■ What is required: Please write out each entry below exactly as it appears.

Collection entries:
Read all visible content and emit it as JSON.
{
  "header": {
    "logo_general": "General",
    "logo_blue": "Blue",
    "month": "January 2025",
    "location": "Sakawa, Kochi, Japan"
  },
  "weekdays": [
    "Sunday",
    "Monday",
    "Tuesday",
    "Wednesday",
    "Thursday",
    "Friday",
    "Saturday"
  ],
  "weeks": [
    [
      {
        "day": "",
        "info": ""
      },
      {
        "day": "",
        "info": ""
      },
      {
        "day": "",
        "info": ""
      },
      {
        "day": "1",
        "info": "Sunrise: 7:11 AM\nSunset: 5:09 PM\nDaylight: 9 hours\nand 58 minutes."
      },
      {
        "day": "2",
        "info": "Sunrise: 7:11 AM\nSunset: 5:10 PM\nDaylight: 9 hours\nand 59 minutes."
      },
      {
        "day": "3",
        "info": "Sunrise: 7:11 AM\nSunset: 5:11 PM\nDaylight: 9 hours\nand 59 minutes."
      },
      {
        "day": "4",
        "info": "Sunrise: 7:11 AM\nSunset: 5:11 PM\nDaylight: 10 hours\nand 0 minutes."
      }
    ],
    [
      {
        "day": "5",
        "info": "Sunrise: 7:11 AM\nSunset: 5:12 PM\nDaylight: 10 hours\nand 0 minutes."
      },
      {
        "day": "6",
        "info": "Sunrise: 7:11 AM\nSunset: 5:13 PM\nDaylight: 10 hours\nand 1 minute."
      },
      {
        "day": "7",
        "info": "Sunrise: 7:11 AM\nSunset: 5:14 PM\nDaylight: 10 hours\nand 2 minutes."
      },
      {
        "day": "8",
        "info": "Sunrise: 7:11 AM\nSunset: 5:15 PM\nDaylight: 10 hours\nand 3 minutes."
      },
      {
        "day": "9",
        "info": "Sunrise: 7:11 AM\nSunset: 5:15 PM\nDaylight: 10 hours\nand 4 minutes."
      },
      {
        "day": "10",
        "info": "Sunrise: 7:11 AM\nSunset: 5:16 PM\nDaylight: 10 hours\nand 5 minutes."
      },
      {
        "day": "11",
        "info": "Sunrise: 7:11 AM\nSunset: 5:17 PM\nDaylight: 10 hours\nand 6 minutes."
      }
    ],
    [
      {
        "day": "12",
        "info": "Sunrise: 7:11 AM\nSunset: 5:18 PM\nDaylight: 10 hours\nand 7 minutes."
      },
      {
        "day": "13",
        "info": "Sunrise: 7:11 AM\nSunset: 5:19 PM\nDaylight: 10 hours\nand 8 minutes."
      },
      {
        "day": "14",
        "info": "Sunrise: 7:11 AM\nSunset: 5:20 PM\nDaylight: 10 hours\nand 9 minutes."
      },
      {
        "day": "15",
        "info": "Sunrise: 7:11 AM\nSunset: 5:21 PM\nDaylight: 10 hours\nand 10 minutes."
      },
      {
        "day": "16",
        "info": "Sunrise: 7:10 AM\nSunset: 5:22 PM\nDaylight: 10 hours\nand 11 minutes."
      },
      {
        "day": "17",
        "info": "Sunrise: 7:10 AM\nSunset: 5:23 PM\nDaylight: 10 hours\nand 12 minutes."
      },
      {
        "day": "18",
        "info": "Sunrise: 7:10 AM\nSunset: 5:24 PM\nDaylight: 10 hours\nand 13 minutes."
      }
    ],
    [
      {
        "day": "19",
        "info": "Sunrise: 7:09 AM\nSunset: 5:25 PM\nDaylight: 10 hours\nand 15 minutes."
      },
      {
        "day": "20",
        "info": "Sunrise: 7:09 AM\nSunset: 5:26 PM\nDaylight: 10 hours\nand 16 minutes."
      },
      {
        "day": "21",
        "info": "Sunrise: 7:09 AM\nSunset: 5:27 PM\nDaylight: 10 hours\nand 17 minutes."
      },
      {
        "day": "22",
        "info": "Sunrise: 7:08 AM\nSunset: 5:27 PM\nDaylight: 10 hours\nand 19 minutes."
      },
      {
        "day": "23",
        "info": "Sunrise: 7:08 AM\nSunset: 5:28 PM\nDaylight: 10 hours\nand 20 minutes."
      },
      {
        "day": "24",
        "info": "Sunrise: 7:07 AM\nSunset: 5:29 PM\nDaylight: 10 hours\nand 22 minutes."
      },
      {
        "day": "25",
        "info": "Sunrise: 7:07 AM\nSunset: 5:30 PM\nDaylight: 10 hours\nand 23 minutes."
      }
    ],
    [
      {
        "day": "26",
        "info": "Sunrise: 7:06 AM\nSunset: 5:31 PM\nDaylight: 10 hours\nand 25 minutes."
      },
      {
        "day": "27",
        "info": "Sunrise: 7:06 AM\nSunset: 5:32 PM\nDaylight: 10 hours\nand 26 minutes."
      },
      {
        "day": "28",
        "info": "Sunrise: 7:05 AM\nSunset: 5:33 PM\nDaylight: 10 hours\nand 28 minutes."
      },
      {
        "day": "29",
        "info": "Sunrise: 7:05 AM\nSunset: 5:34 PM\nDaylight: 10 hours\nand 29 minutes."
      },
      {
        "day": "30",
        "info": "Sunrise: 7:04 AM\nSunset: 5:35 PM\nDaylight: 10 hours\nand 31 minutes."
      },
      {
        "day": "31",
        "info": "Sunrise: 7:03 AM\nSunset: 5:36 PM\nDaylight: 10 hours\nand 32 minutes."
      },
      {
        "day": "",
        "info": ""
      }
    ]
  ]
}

■ Exercise response:
Read all visible content and emit it as JSON.
{
  "header": {
    "logo_general": "General",
    "logo_blue": "Blue",
    "month": "January 2025",
    "location": "Sakawa, Kochi, Japan"
  },
  "weekdays": [
    "Sunday",
    "Monday",
    "Tuesday",
    "Wednesday",
    "Thursday",
    "Friday",
    "Saturday"
  ],
  "weeks": [
    [
      {
        "day": "",
        "info": ""
      },
      {
        "day": "",
        "info": ""
      },
      {
        "day": "",
        "info": ""
      },
      {
        "day": "1",
        "info": "Sunrise: 7:11 AM\nSunset: 5:09 PM\nDaylight: 9 hours\nand 58 minutes."
      },
      {
        "day": "2",
        "info": "Sunrise: 7:11 AM\nSunset: 5:10 PM\nDaylight: 9 hours\nand 59 minutes."
      },
      {
        "day": "3",
        "info": "Sunrise: 7:11 AM\nSunset: 5:11 PM\nDaylight: 9 hours\nand 59 minutes."
      },
      {
        "day": "4",
        "info": "Sunrise: 7:11 AM\nSunset: 5:11 PM\nDaylight: 10 hours\nand 0 minutes."
      }
    ],
    [
      {
        "day": "5",
        "info": "Sunrise: 7:11 AM\nSunset: 5:12 PM\nDaylight: 10 hours\nand 0 minutes."
      },
      {
        "day": "6",
        "info": "Sunrise: 7:11 AM\nSunset: 5:13 PM\nDaylight: 10 hours\nand 1 minute."
      },
      {
        "day": "7",
        "info": "Sunrise: 7:11 AM\nSunset: 5:14 PM\nDaylight: 10 hours\nand 2 minutes."
      },
      {
        "day": "8",
        "info": "Sunrise: 7:11 AM\nSunset: 5:15 PM\nDaylight: 10 hours\nand 3 minutes."
      },
      {
        "day": "9",
        "info": "Sunrise: 7:11 AM\nSunset: 5:15 PM\nDaylight: 10 hours\nand 4 minutes."
      },
      {
        "day": "10",
        "info": "Sunrise: 7:11 AM\nSunset: 5:16 PM\nDaylight: 10 hours\nand 5 minutes."
      },
      {
        "day": "11",
        "info": "Sunrise: 7:11 AM\nSunset: 5:17 PM\nDaylight: 10 hours\nand 6 minutes."
      }
    ],
    [
      {
        "day": "12",
        "info": "Sunrise: 7:11 AM\nSunset: 5:18 PM\nDaylight: 10 hours\nand 7 minutes."
      },
      {
        "day": "13",
        "info": "Sunrise: 7:11 AM\nSunset: 5:19 PM\nDaylight: 10 hours\nand 8 minutes."
      },
      {
        "day": "14",
        "info": "Sunrise: 7:11 AM\nSunset: 5:20 PM\nDaylight: 10 hours\nand 9 minutes."
      },
      {
        "day": "15",
        "info": "Sunrise: 7:11 AM\nSunset: 5:21 PM\nDaylight: 10 hours\nand 10 minutes."
      },
      {
        "day": "16",
        "info": "Sunrise: 7:10 AM\nSunset: 5:22 PM\nDaylight: 10 hours\nand 11 minutes."
      },
      {
        "day": "17",
        "info": "Sunrise: 7:10 AM\nSunset: 5:23 PM\nDaylight: 10 hours\nand 12 minutes."
      },
      {
        "day": "18",
        "info": "Sunrise: 7:10 AM\nSunset: 5:24 PM\nDaylight: 10 hours\nand 13 minutes."
      }
    ],
    [
      {
        "day": "19",
        "info": "Sunrise: 7:09 AM\nSunset: 5:25 PM\nDaylight: 10 hours\nand 15 minutes."
      },
      {
        "day": "20",
        "info": "Sunrise: 7:09 AM\nSunset: 5:26 PM\nDaylight: 10 hours\nand 16 minutes."
      },
      {
        "day": "21",
        "info": "Sunrise: 7:09 AM\nSunset: 5:27 PM\nDaylight: 10 hours\nand 17 minutes."
      },
      {
        "day": "22",
        "info": "Sunrise: 7:08 AM\nSunset: 5:27 PM\nDaylight: 10 hours\nand 19 minutes."
      },
      {
        "day": "23",
        "info": "Sunrise: 7:08 AM\nSunset: 5:28 PM\nDaylight: 10 hours\nand 20 minutes."
      },
      {
        "day": "24",
        "info": "Sunrise: 7:07 AM\nSunset: 5:29 PM\nDaylight: 10 hours\nand 22 minutes."
      },
      {
        "day": "25",
        "info": "Sunrise: 7:07 AM\nSunset: 5:30 PM\nDaylight: 10 hours\nand 23 minutes."
      }
    ],
    [
      {
        "day": "26",
        "info": "Sunrise: 7:06 AM\nSunset: 5:31 PM\nDaylight: 10 hours\nand 25 minutes."
      },
      {
        "day": "27",
        "info": "Sunrise: 7:06 AM\nSunset: 5:32 PM\nDaylight: 10 hours\nand 26 minutes."
      },
      {
        "day": "28",
        "info": "Sunrise: 7:05 AM\nSunset: 5:33 PM\nDaylight: 10 hours\nand 28 minutes."
      },
      {
        "day": "29",
        "info": "Sunrise: 7:05 AM\nSunset: 5:34 PM\nDaylight: 10 hours\nand 29 minutes."
      },
      {
        "day": "30",
        "info": "Sunrise: 7:04 AM\nSunset: 5:35 PM\nDaylight: 10 hours\nand 31 minutes."
      },
      {
        "day": "31",
        "info": "Sunrise: 7:03 AM\nSunset: 5:36 PM\nDaylight: 10 hours\nand 32 minutes."
      },
      {
        "day": "",
        "info": ""
      }
    ]
  ]
}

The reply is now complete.